_DESCRIPTION OF THE TASK_.
All of the data below should be written out exactly.

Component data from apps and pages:
════════════════
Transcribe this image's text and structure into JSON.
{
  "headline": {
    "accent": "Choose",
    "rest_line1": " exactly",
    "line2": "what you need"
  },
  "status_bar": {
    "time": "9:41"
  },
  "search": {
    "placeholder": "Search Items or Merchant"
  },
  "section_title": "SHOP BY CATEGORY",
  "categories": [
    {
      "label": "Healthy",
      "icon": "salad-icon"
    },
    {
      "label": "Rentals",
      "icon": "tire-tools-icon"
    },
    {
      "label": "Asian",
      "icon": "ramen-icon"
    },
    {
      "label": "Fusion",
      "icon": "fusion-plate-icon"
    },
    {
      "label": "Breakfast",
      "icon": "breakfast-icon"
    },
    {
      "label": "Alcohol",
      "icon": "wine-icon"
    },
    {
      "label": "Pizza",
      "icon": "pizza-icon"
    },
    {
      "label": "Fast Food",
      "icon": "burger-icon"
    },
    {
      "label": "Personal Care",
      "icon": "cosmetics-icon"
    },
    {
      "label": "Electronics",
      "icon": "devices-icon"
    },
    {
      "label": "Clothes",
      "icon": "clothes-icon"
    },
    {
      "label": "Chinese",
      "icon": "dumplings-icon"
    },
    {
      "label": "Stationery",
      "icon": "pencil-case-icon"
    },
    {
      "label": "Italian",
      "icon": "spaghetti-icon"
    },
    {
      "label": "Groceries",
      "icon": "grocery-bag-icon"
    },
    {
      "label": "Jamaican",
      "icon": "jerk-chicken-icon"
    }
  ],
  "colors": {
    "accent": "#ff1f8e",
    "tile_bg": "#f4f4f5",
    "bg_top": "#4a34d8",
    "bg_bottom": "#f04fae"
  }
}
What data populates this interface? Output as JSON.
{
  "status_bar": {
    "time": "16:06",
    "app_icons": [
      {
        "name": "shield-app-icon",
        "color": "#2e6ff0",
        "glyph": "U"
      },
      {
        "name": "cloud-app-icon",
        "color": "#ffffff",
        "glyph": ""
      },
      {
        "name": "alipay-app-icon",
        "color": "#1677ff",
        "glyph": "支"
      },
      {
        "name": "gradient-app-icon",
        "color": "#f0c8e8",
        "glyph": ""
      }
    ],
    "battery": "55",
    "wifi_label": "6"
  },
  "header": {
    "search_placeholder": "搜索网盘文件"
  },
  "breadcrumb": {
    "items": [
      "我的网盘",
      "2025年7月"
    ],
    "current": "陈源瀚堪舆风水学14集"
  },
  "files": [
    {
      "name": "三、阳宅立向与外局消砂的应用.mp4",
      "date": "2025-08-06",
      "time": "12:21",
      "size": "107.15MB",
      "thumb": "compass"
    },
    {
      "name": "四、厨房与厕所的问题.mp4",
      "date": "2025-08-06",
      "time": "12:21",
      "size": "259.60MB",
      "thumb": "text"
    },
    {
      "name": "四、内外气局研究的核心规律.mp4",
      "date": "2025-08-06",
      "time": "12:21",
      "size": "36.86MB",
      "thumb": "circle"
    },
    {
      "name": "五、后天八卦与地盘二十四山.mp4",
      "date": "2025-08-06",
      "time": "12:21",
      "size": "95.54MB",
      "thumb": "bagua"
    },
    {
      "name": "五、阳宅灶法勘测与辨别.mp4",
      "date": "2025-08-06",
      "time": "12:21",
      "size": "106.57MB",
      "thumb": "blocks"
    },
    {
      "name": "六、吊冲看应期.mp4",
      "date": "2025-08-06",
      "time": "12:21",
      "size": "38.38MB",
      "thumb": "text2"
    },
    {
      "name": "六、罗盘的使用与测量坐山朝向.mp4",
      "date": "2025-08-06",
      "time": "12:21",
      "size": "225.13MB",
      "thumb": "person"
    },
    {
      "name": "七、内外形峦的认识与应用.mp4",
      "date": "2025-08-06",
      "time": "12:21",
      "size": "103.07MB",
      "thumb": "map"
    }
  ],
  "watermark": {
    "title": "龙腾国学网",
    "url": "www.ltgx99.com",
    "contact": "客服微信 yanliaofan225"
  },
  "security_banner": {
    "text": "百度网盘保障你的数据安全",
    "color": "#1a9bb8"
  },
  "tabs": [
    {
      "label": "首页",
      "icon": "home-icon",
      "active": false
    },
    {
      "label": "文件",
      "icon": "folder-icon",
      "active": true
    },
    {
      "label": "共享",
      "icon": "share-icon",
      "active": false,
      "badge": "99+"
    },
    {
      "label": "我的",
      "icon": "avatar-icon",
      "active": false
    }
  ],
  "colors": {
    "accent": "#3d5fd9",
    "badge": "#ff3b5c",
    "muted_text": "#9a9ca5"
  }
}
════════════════
_SOLUTION TO THIS EXERCISE_.
Transcribe this image's text and structure into JSON.
{
  "headline": {
    "accent": "Choose",
    "rest_line1": " exactly",
    "line2": "what you need"
  },
  "status_bar": {
    "time": "9:41"
  },
  "search": {
    "placeholder": "Search Items or Merchant"
  },
  "section_title": "SHOP BY CATEGORY",
  "categories": [
    {
      "label": "Healthy",
      "icon": "salad-icon"
    },
    {
      "label": "Rentals",
      "icon": "tire-tools-icon"
    },
    {
      "label": "Asian",
      "icon": "ramen-icon"
    },
    {
      "label": "Fusion",
      "icon": "fusion-plate-icon"
    },
    {
      "label": "Breakfast",
      "icon": "breakfast-icon"
    },
    {
      "label": "Alcohol",
      "icon": "wine-icon"
    },
    {
      "label": "Pizza",
      "icon": "pizza-icon"
    },
    {
      "label": "Fast Food",
      "icon": "burger-icon"
    },
    {
      "label": "Personal Care",
      "icon": "cosmetics-icon"
    },
    {
      "label": "Electronics",
      "icon": "devices-icon"
    },
    {
      "label": "Clothes",
      "icon": "clothes-icon"
    },
    {
      "label": "Chinese",
      "icon": "dumplings-icon"
    },
    {
      "label": "Stationery",
      "icon": "pencil-case-icon"
    },
    {
      "label": "Italian",
      "icon": "spaghetti-icon"
    },
    {
      "label": "Groceries",
      "icon": "grocery-bag-icon"
    },
    {
      "label": "Jamaican",
      "icon": "jerk-chicken-icon"
    }
  ],
  "colors": {
    "accent": "#ff1f8e",
    "tile_bg": "#f4f4f5",
    "bg_top": "#4a34d8",
    "bg_bottom": "#f04fae"
  }
}
What data populates this interface? Output as JSON.
{
  "status_bar": {
    "time": "16:06",
    "app_icons": [
      {
        "name": "shield-app-icon",
        "color": "#2e6ff0",
        "glyph": "U"
      },
      {
        "name": "cloud-app-icon",
        "color": "#ffffff",
        "glyph": ""
      },
      {
        "name": "alipay-app-icon",
        "color": "#1677ff",
        "glyph": "支"
      },
      {
        "name": "gradient-app-icon",
        "color": "#f0c8e8",
        "glyph": ""
      }
    ],
    "battery": "55",
    "wifi_label": "6"
  },
  "header": {
    "search_placeholder": "搜索网盘文件"
  },
  "breadcrumb": {
    "items": [
      "我的网盘",
      "2025年7月"
    ],
    "current": "陈源瀚堪舆风水学14集"
  },
  "files": [
    {
      "name": "三、阳宅立向与外局消砂的应用.mp4",
      "date": "2025-08-06",
      "time": "12:21",
      "size": "107.15MB",
      "thumb": "compass"
    },
    {
      "name": "四、厨房与厕所的问题.mp4",
      "date": "2025-08-06",
      "time": "12:21",
      "size": "259.60MB",
      "thumb": "text"
    },
    {
      "name": "四、内外气局研究的核心规律.mp4",
      "date": "2025-08-06",
      "time": "12:21",
      "size": "36.86MB",
      "thumb": "circle"
    },
    {
      "name": "五、后天八卦与地盘二十四山.mp4",
      "date": "2025-08-06",
      "time": "12:21",
      "size": "95.54MB",
      "thumb": "bagua"
    },
    {
      "name": "五、阳宅灶法勘测与辨别.mp4",
      "date": "2025-08-06",
      "time": "12:21",
      "size": "106.57MB",
      "thumb": "blocks"
    },
    {
      "name": "六、吊冲看应期.mp4",
      "date": "2025-08-06",
      "time": "12:21",
      "size": "38.38MB",
      "thumb": "text2"
    },
    {
      "name": "六、罗盘的使用与测量坐山朝向.mp4",
      "date": "2025-08-06",
      "time": "12:21",
      "size": "225.13MB",
      "thumb": "person"
    },
    {
      "name": "七、内外形峦的认识与应用.mp4",
      "date": "2025-08-06",
      "time": "12:21",
      "size": "103.07MB",
      "thumb": "map"
    }
  ],
  "watermark": {
    "title": "龙腾国学网",
    "url": "www.ltgx99.com",
    "contact": "客服微信 yanliaofan225"
  },
  "security_banner": {
    "text": "百度网盘保障你的数据安全",
    "color": "#1a9bb8"
  },
  "tabs": [
    {
      "label": "首页",
      "icon": "home-icon",
      "active": false
    },
    {
      "label": "文件",
      "icon": "folder-icon",
      "active": true
    },
    {
      "label": "共享",
      "icon": "share-icon",
      "active": false,
      "badge": "99+"
    },
    {
      "label": "我的",
      "icon": "avatar-icon",
      "active": false
    }
  ],
  "colors": {
    "accent": "#3d5fd9",
    "badge": "#ff3b5c",
    "muted_text": "#9a9ca5"
  }
}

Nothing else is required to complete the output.